App and web page records
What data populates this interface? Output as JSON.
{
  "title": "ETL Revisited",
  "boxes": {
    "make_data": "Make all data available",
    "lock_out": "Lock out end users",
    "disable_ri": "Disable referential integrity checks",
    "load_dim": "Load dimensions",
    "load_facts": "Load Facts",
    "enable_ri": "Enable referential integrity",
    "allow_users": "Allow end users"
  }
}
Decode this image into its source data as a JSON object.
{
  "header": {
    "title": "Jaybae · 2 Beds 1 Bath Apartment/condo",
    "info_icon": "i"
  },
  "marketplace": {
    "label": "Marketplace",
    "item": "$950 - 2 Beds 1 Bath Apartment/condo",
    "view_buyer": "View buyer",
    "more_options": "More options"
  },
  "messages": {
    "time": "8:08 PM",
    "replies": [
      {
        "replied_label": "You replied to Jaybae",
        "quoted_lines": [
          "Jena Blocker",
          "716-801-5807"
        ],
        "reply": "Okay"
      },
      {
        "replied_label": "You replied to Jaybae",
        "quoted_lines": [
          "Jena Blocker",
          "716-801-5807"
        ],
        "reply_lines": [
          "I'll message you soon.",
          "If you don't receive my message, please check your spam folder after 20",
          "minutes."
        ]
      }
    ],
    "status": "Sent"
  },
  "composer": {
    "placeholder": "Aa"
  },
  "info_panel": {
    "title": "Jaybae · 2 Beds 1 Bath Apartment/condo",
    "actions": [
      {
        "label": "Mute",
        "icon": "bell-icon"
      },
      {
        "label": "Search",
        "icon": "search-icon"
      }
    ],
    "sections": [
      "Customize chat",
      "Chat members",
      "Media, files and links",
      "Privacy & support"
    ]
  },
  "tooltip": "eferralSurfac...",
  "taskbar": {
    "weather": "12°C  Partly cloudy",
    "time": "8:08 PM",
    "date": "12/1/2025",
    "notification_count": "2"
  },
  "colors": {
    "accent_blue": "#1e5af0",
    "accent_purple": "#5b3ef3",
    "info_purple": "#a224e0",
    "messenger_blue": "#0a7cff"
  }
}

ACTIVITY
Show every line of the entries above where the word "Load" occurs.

EXERCISE RESULT
    "load_dim": "Load dimensions",
    "load_facts": "Load Facts",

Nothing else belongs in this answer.